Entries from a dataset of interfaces
↓↓↓

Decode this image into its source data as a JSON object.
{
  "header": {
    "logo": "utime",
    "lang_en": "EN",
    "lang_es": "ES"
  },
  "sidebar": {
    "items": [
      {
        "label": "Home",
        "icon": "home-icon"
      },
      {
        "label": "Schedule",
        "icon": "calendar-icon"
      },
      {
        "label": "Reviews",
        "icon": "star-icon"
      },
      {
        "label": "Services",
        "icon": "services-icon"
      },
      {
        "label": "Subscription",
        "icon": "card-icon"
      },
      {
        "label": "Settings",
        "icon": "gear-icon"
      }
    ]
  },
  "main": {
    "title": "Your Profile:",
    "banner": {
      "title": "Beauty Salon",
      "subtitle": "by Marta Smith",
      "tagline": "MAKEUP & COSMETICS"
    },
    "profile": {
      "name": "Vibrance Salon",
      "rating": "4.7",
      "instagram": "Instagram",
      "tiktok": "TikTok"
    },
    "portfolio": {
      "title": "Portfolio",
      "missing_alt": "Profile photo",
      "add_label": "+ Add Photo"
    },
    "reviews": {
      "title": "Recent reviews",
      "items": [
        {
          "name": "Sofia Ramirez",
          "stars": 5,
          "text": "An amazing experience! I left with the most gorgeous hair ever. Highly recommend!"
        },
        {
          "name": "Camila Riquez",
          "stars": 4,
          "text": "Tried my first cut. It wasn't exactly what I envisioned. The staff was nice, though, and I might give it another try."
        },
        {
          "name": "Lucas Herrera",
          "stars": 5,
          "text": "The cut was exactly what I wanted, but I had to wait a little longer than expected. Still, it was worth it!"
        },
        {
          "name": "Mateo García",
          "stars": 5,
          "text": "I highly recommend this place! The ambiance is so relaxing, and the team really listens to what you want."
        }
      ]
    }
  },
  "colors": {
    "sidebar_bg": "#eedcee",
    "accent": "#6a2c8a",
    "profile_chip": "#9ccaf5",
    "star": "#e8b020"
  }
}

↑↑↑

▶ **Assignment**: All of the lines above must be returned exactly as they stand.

▶ **Output of the exercise**:
Decode this image into its source data as a JSON object.
{
  "header": {
    "logo": "utime",
    "lang_en": "EN",
    "lang_es": "ES"
  },
  "sidebar": {
    "items": [
      {
        "label": "Home",
        "icon": "home-icon"
      },
      {
        "label": "Schedule",
        "icon": "calendar-icon"
      },
      {
        "label": "Reviews",
        "icon": "star-icon"
      },
      {
        "label": "Services",
        "icon": "services-icon"
      },
      {
        "label": "Subscription",
        "icon": "card-icon"
      },
      {
        "label": "Settings",
        "icon": "gear-icon"
      }
    ]
  },
  "main": {
    "title": "Your Profile:",
    "banner": {
      "title": "Beauty Salon",
      "subtitle": "by Marta Smith",
      "tagline": "MAKEUP & COSMETICS"
    },
    "profile": {
      "name": "Vibrance Salon",
      "rating": "4.7",
      "instagram": "Instagram",
      "tiktok": "TikTok"
    },
    "portfolio": {
      "title": "Portfolio",
      "missing_alt": "Profile photo",
      "add_label": "+ Add Photo"
    },
    "reviews": {
      "title": "Recent reviews",
      "items": [
        {
          "name": "Sofia Ramirez",
          "stars": 5,
          "text": "An amazing experience! I left with the most gorgeous hair ever. Highly recommend!"
        },
        {
          "name": "Camila Riquez",
          "stars": 4,
          "text": "Tried my first cut. It wasn't exactly what I envisioned. The staff was nice, though, and I might give it another try."
        },
        {
          "name": "Lucas Herrera",
          "stars": 5,
          "text": "The cut was exactly what I wanted, but I had to wait a little longer than expected. Still, it was worth it!"
        },
        {
          "name": "Mateo García",
          "stars": 5,
          "text": "I highly recommend this place! The ambiance is so relaxing, and the team really listens to what you want."
        }
      ]
    }
  },
  "colors": {
    "sidebar_bg": "#eedcee",
    "accent": "#6a2c8a",
    "profile_chip": "#9ccaf5",
    "star": "#e8b020"
  }
}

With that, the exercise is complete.